Task item —
What is the count of lines below that include "domain"? Reply with nothing else.

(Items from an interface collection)
********

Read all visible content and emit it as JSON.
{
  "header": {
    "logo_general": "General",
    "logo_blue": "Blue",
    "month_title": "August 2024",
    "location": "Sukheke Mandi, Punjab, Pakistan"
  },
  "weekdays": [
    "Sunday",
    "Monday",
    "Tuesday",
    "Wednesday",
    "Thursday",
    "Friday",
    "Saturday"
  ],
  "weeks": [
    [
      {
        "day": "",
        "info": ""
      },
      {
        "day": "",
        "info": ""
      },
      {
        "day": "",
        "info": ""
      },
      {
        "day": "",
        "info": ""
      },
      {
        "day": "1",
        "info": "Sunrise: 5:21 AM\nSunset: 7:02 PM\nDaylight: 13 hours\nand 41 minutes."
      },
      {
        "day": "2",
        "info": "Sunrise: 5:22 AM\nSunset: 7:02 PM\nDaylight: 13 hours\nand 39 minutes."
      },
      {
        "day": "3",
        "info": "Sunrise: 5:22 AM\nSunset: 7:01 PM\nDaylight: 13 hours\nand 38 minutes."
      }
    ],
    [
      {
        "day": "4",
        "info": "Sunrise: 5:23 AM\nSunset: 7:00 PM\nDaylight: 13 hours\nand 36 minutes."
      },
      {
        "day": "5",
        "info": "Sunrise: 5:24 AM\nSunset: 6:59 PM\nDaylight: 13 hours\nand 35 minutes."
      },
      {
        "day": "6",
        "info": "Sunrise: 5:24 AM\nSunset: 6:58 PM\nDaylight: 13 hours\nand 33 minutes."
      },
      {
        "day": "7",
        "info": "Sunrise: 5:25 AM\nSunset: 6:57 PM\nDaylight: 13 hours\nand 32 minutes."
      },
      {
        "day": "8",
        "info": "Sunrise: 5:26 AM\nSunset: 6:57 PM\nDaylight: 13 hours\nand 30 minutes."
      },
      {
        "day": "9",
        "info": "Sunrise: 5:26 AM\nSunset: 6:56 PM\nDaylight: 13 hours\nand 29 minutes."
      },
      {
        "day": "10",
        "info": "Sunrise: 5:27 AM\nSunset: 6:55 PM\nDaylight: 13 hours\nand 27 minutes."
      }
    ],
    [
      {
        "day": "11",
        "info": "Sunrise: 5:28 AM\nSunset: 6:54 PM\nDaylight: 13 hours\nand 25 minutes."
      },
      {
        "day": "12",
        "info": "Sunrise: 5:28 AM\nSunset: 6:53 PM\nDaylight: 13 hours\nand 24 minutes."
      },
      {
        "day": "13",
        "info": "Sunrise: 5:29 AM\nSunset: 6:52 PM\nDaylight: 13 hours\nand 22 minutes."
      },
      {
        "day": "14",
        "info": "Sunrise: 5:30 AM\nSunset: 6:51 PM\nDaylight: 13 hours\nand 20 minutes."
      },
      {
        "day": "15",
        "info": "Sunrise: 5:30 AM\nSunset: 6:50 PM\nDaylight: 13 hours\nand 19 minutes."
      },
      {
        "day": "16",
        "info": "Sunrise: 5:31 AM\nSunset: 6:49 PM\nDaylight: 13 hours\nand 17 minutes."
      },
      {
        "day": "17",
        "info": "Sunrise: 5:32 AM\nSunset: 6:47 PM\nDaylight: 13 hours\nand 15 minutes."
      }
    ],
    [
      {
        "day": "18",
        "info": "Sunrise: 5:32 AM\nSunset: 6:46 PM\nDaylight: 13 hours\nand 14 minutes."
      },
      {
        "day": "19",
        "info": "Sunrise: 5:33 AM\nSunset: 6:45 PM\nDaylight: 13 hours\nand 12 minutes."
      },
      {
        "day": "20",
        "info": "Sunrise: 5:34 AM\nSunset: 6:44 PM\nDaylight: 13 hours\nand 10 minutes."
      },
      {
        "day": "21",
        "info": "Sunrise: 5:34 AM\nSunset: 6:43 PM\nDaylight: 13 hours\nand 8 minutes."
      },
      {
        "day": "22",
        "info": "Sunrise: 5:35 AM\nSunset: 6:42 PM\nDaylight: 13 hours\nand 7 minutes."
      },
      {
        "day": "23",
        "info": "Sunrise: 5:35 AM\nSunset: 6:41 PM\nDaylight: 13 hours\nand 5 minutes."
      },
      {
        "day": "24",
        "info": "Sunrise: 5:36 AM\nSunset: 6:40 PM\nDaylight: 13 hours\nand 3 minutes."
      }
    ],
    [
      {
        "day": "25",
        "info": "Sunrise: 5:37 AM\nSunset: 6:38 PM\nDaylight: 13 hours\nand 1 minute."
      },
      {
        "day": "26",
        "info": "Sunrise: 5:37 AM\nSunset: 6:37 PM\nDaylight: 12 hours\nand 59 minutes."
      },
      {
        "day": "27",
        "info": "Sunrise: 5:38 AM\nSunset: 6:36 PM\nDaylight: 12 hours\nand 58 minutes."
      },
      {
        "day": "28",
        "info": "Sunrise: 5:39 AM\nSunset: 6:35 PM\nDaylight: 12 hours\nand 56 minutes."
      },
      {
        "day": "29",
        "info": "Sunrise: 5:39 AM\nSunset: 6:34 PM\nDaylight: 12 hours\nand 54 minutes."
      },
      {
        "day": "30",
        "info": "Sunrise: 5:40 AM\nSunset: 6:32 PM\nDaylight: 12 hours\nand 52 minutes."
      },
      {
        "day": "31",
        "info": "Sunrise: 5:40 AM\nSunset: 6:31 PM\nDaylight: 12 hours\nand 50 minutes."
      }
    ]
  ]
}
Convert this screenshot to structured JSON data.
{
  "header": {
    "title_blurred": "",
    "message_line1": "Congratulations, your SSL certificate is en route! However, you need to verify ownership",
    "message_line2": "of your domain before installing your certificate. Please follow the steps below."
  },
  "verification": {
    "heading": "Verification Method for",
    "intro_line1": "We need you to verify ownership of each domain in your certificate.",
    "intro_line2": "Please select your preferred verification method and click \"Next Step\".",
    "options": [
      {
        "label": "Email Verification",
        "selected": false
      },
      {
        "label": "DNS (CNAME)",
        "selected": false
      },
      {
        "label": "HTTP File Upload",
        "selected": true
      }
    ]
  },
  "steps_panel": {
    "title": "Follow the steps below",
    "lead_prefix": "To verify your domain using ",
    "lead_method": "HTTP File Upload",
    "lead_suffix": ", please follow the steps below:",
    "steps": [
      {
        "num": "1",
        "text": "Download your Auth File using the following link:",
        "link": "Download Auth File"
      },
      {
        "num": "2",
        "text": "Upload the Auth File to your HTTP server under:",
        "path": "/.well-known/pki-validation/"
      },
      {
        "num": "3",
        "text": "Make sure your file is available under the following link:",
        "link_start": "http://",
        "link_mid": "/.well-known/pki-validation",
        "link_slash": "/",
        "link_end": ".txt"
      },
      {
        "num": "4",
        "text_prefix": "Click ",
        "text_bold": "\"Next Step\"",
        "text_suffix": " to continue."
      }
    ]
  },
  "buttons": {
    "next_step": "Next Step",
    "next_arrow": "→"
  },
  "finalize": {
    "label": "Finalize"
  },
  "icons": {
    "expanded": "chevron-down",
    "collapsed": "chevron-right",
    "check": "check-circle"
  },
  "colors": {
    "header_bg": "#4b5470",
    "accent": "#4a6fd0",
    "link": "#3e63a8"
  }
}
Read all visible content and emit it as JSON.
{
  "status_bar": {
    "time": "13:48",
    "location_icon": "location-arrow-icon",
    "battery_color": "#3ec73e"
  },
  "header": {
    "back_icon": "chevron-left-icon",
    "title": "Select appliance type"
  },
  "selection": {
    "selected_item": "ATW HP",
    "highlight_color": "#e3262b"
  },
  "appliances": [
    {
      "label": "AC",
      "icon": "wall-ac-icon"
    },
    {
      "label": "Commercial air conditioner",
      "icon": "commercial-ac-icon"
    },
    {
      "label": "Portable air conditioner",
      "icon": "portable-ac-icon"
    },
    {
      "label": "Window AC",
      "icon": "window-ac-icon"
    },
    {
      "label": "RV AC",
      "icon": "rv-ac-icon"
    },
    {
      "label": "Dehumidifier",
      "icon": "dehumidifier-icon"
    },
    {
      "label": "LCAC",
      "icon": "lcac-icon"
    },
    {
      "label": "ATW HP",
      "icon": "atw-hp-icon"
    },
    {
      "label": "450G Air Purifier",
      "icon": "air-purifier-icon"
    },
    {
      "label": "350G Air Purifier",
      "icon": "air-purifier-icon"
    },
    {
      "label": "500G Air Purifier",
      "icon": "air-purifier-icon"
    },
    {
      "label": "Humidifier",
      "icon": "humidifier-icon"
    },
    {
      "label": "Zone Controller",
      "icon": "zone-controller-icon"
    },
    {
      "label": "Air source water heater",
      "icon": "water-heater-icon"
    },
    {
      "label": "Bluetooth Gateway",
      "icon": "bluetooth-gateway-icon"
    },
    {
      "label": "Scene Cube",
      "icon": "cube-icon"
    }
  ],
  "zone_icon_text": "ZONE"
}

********

Exercise answer —
3